Copy every line from the records that holds the word "name".

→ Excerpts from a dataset
▬▬▬▬▬▬▬▬▬▬
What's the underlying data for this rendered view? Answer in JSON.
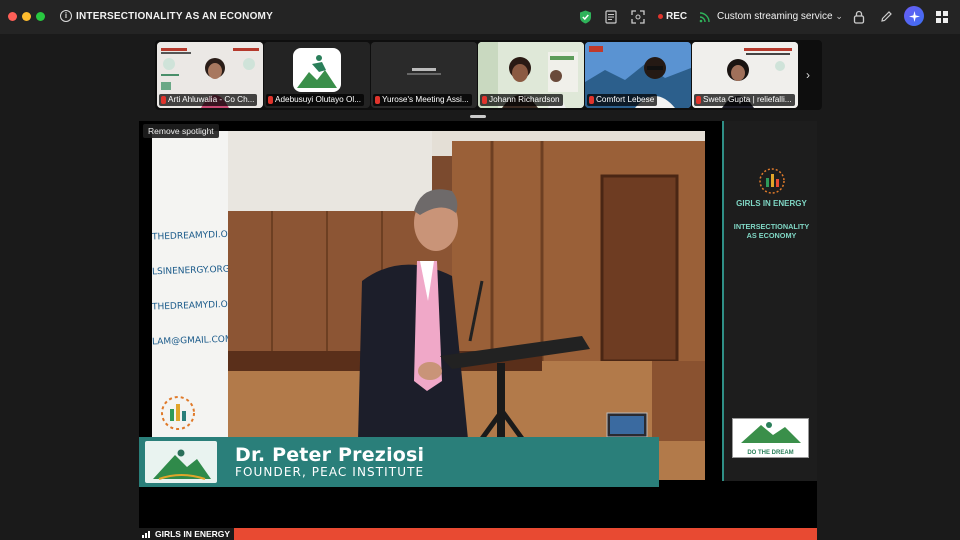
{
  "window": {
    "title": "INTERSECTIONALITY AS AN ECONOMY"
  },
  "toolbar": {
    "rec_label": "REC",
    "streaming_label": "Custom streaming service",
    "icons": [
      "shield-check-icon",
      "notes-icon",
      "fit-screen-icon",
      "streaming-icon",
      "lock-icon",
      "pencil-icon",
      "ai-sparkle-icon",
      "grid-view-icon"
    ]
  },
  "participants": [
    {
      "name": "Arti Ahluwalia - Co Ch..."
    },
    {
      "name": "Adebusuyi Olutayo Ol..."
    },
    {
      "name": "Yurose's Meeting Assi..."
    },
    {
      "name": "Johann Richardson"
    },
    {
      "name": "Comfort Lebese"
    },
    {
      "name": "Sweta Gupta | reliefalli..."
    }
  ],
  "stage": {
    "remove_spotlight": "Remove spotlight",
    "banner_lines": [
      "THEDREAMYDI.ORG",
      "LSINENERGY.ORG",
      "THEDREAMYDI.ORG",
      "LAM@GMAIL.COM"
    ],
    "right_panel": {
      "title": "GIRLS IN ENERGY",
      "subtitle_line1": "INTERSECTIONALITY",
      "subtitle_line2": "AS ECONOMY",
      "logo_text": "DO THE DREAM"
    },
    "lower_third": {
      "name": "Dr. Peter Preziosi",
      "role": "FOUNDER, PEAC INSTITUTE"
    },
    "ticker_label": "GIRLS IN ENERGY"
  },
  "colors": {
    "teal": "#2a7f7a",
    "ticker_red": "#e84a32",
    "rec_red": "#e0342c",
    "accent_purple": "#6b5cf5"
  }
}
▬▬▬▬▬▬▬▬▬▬
→ SOLUTION TO THIS TASK
      "name": "Arti Ahluwalia - Co Ch..."
      "name": "Adebusuyi Olutayo Ol..."
      "name": "Yurose's Meeting Assi..."
      "name": "Johann Richardson"
      "name": "Comfort Lebese"
      "name": "Sweta Gupta | reliefalli..."
      "name": "Dr. Peter Preziosi",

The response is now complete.